Can Citizen Science be Unethical?
What is citizen science? Citizen science has many definitions, but simply put, it is the collection of data to aid in research collaborations between scientists and volunteers (citizen scientists) to increase opportunities for scientific data collection, access to information, and awareness.
I recently read a blog post by Ecology Bits about whether citizen science is ethical. I was just as surprised as the author, Margaret Kosmala, because it never occurred to me that citizen science projects could be unethical.
A great example is a bioblitz. A bioblitz is an educational event that brings together scientists and members of the community to inventory as many species as possible in a given area for a given amount of time. Think of Christmas bird counts! These events help people get a sense of the biodiversity in their own backyard while learning how to identify local animals, plants, and fungi. The benefits of bioblitzes are wide-ranging.
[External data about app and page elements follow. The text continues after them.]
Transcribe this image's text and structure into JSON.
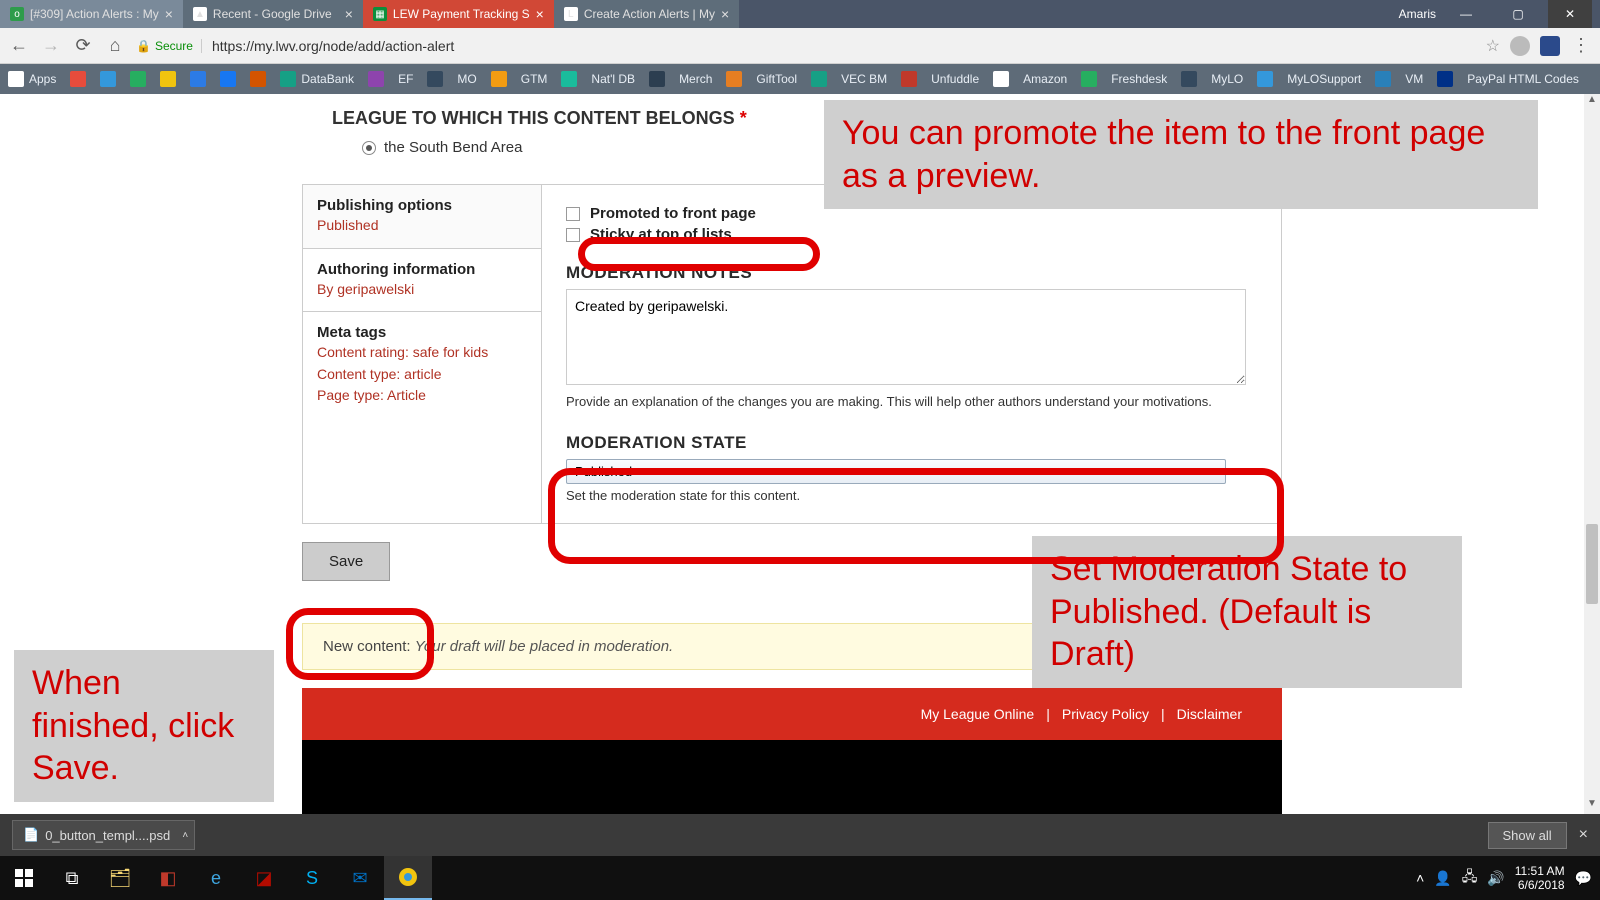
{
  "window": {
    "user": "Amaris"
  },
  "tabs": [
    {
      "label": "[#309] Action Alerts : My"
    },
    {
      "label": "Recent - Google Drive"
    },
    {
      "label": "LEW Payment Tracking S"
    },
    {
      "label": "Create Action Alerts | My"
    }
  ],
  "url": {
    "secure_label": "Secure",
    "address": "https://my.lwv.org/node/add/action-alert"
  },
  "bookmarks": [
    "Apps",
    "",
    "",
    "",
    "",
    "",
    "",
    "",
    "DataBank",
    "",
    "EF",
    "",
    "MO",
    "",
    "GTM",
    "",
    "Nat'l DB",
    "",
    "Merch",
    "",
    "GiftTool",
    "",
    "VEC BM",
    "",
    "Unfuddle",
    "",
    "Amazon",
    "",
    "Freshdesk",
    "",
    "MyLO",
    "",
    "MyLOSupport",
    "",
    "VM",
    "",
    "PayPal HTML Codes"
  ],
  "form": {
    "league_heading": "LEAGUE TO WHICH THIS CONTENT BELONGS",
    "league_value": "the South Bend Area",
    "tabs": {
      "pub_title": "Publishing options",
      "pub_sub": "Published",
      "auth_title": "Authoring information",
      "auth_sub": "By geripawelski",
      "meta_title": "Meta tags",
      "meta_sub1": "Content rating: safe for kids",
      "meta_sub2": "Content type: article",
      "meta_sub3": "Page type: Article"
    },
    "promote_label": "Promoted to front page",
    "sticky_label": "Sticky at top of lists",
    "mod_notes_heading": "MODERATION NOTES",
    "mod_notes_value": "Created by geripawelski.",
    "mod_notes_help": "Provide an explanation of the changes you are making. This will help other authors understand your motivations.",
    "mod_state_heading": "MODERATION STATE",
    "mod_state_value": "Published",
    "mod_state_help": "Set the moderation state for this content.",
    "save_label": "Save",
    "notice_prefix": "New content: ",
    "notice_text": "Your draft will be placed in moderation."
  },
  "footer": {
    "link1": "My League Online",
    "link2": "Privacy Policy",
    "link3": "Disclaimer"
  },
  "annotations": {
    "promote": "You can promote the item to the front page as a preview.",
    "state": "Set Moderation State to Published. (Default is Draft)",
    "save": "When finished, click Save."
  },
  "downloads": {
    "file": "0_button_templ....psd",
    "showall": "Show all"
  },
  "clock": {
    "time": "11:51 AM",
    "date": "6/6/2018"
  }
}
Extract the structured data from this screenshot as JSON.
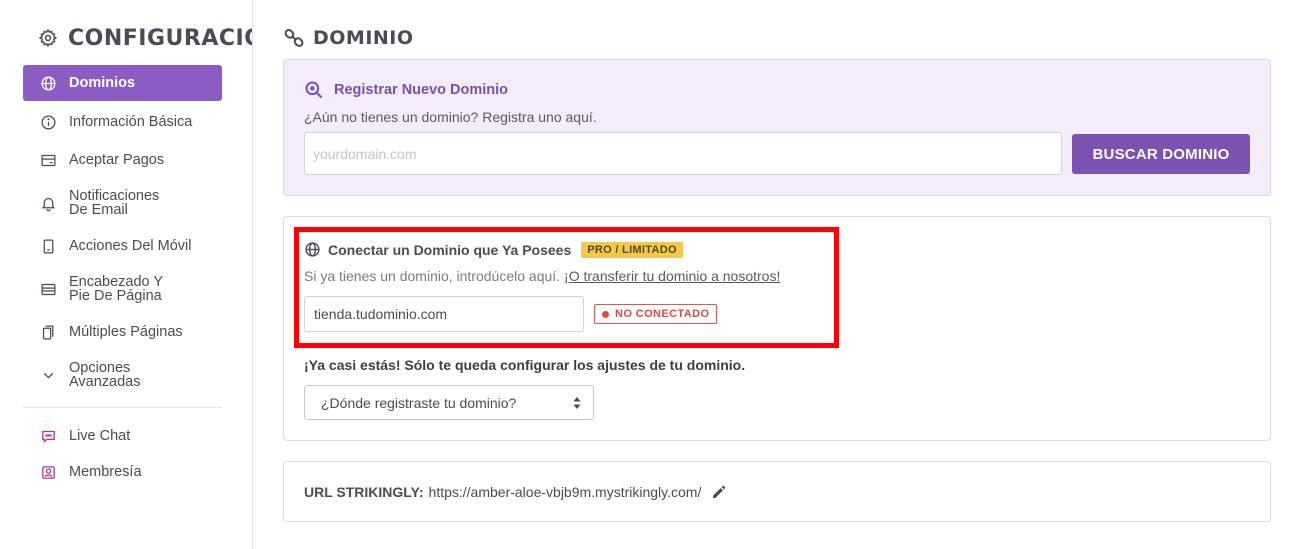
{
  "sidebar": {
    "title": "CONFIGURACIÓN",
    "title_icon": "gear-icon",
    "items": [
      {
        "label": "Dominios",
        "icon": "globe-icon",
        "active": true
      },
      {
        "label": "Información Básica",
        "icon": "info-icon"
      },
      {
        "label": "Aceptar Pagos",
        "icon": "card-icon"
      },
      {
        "label": "Notificaciones De Email",
        "icon": "bell-icon"
      },
      {
        "label": "Acciones Del Móvil",
        "icon": "mobile-icon"
      },
      {
        "label": "Encabezado Y Pie De Página",
        "icon": "layout-icon"
      },
      {
        "label": "Múltiples Páginas",
        "icon": "pages-icon"
      },
      {
        "label": "Opciones Avanzadas",
        "icon": "chevron-down-icon"
      },
      {
        "label": "Live Chat",
        "icon": "chat-icon"
      },
      {
        "label": "Membresía",
        "icon": "member-icon"
      }
    ]
  },
  "main": {
    "title": "DOMINIO",
    "title_icon": "link-icon"
  },
  "register": {
    "heading": "Registrar Nuevo Dominio",
    "subtitle": "¿Aún no tienes un dominio? Registra uno aquí.",
    "placeholder": "yourdomain.com",
    "button": "BUSCAR DOMINIO"
  },
  "connect": {
    "heading": "Conectar un Dominio que Ya Posees",
    "badge": "PRO / LIMITADO",
    "subtitle": "Si ya tienes un dominio, introdúcelo aquí.",
    "link": "¡O transferir tu dominio a nosotros!",
    "input_value": "tienda.tudominio.com",
    "status": "NO CONECTADO",
    "almost": "¡Ya casi estás! Sólo te queda configurar los ajustes de tu dominio.",
    "select_value": "¿Dónde registraste tu dominio?"
  },
  "url": {
    "label": "URL STRIKINGLY:",
    "value": "https://amber-aloe-vbjb9m.mystrikingly.com/"
  },
  "colors": {
    "accent": "#8a5cc4",
    "button": "#7b52b0",
    "badge_pro": "#f2c94c",
    "status_red": "#e04848",
    "highlight": "#ff0000"
  }
}
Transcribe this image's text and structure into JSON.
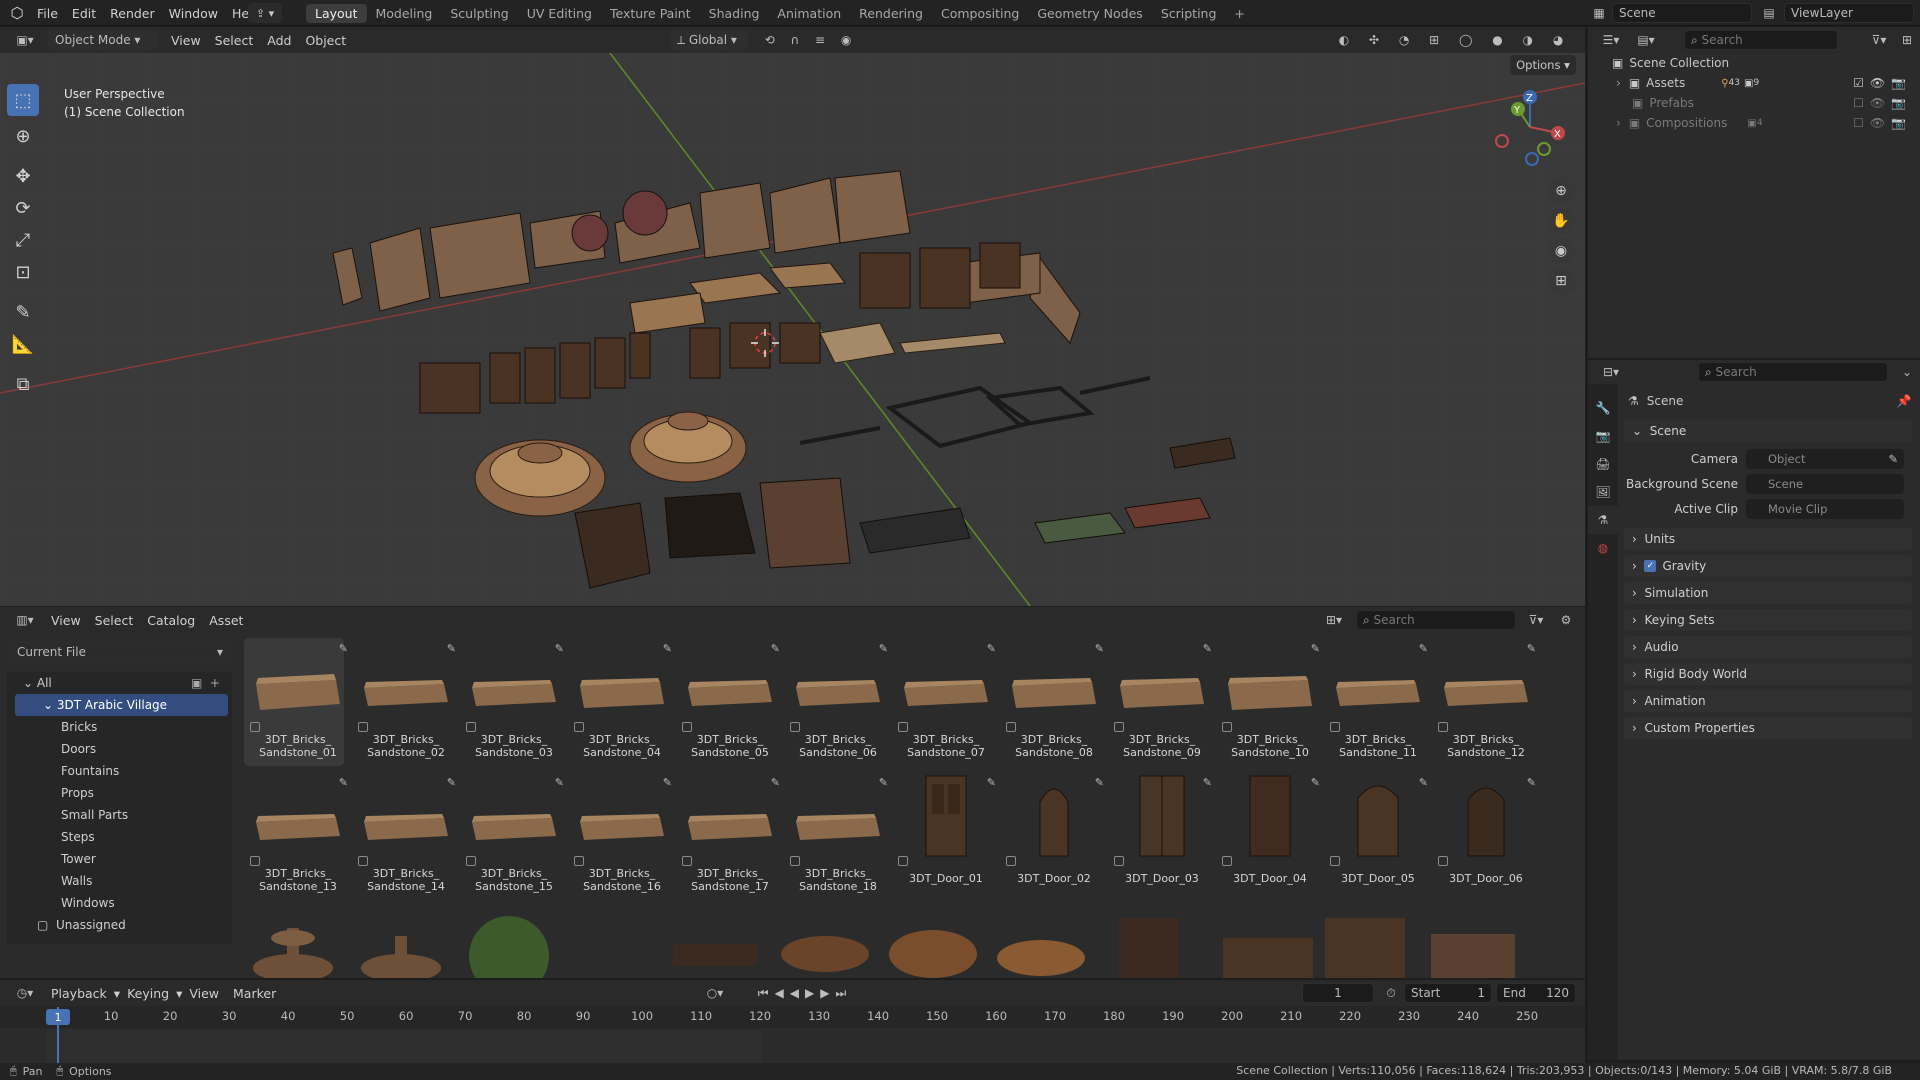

The National Park Service and National Geographic conducted over 120 bioblitz in the United States last year, and concluded in a study that scientists and experts enjoyed networking with other scientists and having the opportunity to interact and discuss their research with the public. Members of the community indicated that they enjoyed contributing to the scientific process, learning, and engaging in hands-on activities, using tools like bug nets and binoculars. I have always been a supporter of citizen science as it improves social inclusion and engagement with the scientific community and promotes scientific literacy. Science communication (SciComm) is more important now than probably ever before, so compelling SciComm requires the publics trust and understanding.
Kosmala speculated that potentially unpaid volunteers contributing to the scientific process in a citizen science activity could be seen as unethical to the scientist. I think when citizen science projects are done well, they are educational and fun events that help contribute to scientific knowledge. Successful citizen science projects should encompass some of the following:
- The activities are aligned with the project goals and clearly communicated with participants
- Clarify that public access to the property is important for education and awareness, but the environment should be protected and respected
- If it is a student event, integrate the event with other classroom activities
- Incorporate technology, like using the iNaturalist app
I do not believe that the potential for unpaid volunteers conducting citizen science could be exploitative or reduce job opportunities for undergraduate and graduate students. Though, there was a valid concern in the comment field regarding giving appropriate credit for discoveries. I found this to be very interesting as citizen science is still an emerging field and thus still needs to work out its kinks. If there aren’t clear directions on how credit is given when new or rare discoveries are found, then issues can arise.
In the same study conducted by The National Park Service and National Geographic, they noted that scientists had concerns about the quality of the data collected and thus a staggering 70% indicated they did not plan to use the data collected through the bioblitz. This is a big problem. There needs to be clear deliverables and quality training for volunteers beforehand to ensure that the data is useable. Unless the intent of the event is solely awareness and engagement, then the volunteers efforts should not be wasted.
It’s important to develop a framework for ethics in citizen science surrounding areas such as, liability, equity, access, inclusivity, data ownership, and intellectual property.